Star-a-Day: Matthew Grunwald
There are traditional job interviews, which are surely daunting, then there's Food Network Star: an intense 11-week journey that requires nothing short of flawless technique in the kitchen and a downright sparkly personality on camera. Beginning June 7 at 9|8c, 12 all-new rivals will put their dreams on the line as they endure mentors Bobby Flay and Giada De Laurentiis' lofty challenges, all in the hopes of scoring the most-sought-after culinary career: Food Network host. Star Talk is bringing you the first look at each of the finalists in exclusive, candid interviews, and today we're introducing Arizona's Matthew Grunwald.
Matthew, 22 (Scottsdale, Ariz.), is the youngest finalist, but don’t let his age and exuberance fool you; he’s got the experience of a chef twice his age. He began working in professional kitchens at 16 and became a food writer by 17. Matthew eats, sleeps and breathes food, and is dedicated to bringing today’s online food trends and social-media experience to the masses.
Describe your culinary POV in one sentence — if you can.
Matthew Grunwald: Millennial, social media-driven, youthful cuisine
MG: To sit down with Chef Flay and just have him teach me everything he knows about Southwestern cuisine, and also I would love to talk to him about running restaurants from a business perspective and how he manages all that.
From Miss Giada, I would say a lesson in the biz. A lesson on TV chops. I would love to sit down with her and kind of pick her brain.
MG: The celebration of life through food. My life is food. It's in my DNA. It's how I identify. Cooking is my identity and society. My Food Network show?

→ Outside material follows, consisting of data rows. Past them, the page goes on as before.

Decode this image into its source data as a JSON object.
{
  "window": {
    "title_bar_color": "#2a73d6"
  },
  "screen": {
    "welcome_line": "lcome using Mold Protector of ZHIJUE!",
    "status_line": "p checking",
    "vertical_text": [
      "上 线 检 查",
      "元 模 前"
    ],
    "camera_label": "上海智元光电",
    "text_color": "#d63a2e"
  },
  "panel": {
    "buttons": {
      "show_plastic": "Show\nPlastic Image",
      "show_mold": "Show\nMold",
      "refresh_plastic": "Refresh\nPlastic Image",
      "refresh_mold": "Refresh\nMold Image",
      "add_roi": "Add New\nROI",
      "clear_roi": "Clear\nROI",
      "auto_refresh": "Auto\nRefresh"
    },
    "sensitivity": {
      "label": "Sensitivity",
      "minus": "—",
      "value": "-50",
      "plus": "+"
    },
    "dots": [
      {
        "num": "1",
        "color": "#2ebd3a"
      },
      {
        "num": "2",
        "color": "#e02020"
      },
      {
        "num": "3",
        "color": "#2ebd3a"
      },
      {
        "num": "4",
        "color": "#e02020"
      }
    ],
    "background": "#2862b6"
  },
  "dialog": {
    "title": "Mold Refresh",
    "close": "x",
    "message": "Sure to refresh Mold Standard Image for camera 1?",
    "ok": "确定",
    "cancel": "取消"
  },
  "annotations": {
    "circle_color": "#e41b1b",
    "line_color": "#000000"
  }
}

My Food Network show is Food News Today, a social media-driven, pop culture, food news-based show — a universal hub for viewers to plug in and learn about food and share content and retweet and repost it, and send in their thoughts. And what my goal is, is to be able to give out a hashtag every single episode, a themed episode with a hashtag, so that there can be live interaction. The formatting of the show would change every single time. It would still have its heart as a fast-paced Colbert-Report-meets-Food-Network feel to it.
MG: Preparing for this competition has been training since Day One. I've been cooking on live television since I was 9 years old, since 16 consistently. I've branded myself in Arizona as a young culinary authority on television, but on the other hand of that, I've been working in restaurants since I was 16, so fine dining Asian, fine dining Italian, Southwestern, mom and pop. I started as a prep cook.
MG: I don't think about losing. I go into every situation visualizing a win and how I will manifest that. Losing is really kind of not in my makeup.
MG: I work in a really high-end restaurant as a cook, so I'm around unique ingredients all day, so it wouldn't really be an oddity to me, but, however, if you were to walk in to my fridge or pantry ... I think there is some homemade Sriracha in there. It's very easy. It's just Fresnos, garlic, ginger, a little bit of rice wine vinegar, some sugar. You puree it up and then you let it reduce down a little bit.
MG: It's constantly changing, because I feel that there has to be an emotion behind the dish you're cooking; it can't be something forced. So I would say that my signature dish, at the moment, would probably be an udon miso broth with coriander salmon and then a carrot and bean sprout salad on top. ... Usually my signature dish is something revolving in the realm of either Asian cuisine or Southwestern.
MG: Scientifically, it's been proven that if you try something seven times, you become acquainted to it and you develop a palate for it. As someone that celebrates cooking, I think it's wrong to neglect a certain ingredient until I really learned to appreciate it, so I'm going to say none.
MG: Hummus and pita chips, 'cause it's healthy and it fills you up. And it's salty and it's really good.
MG: If the roof was to cave in now and they were going to give me something right now, I would say roasted Brussels sprouts that are, like, coated in gochujang, which is like a fermented red chile paste that's, like, sweet and spicy, with bacon and an over-easy egg on top.
MG: I genuinely want to see them cooking. Food is the essence of life. It goes so deep within each person. That sounds so corny. But it's also because it's the only thing I know how to talk about. People will be talking about real-world problems, and I'll be like, "This is really good hollandaise I made." But to see people cooking and cooking with their families, 'cause it's me, Mom and Sis, and that's something I want to convey. Family meal doesn't have to be with Mom, Dad, four kids and the dog. It's with family and friends and strangers and people you work with. It's like the breaking bread.
Don't miss the premiere of Food Network Star on Sunday, June 7 at 9|8c.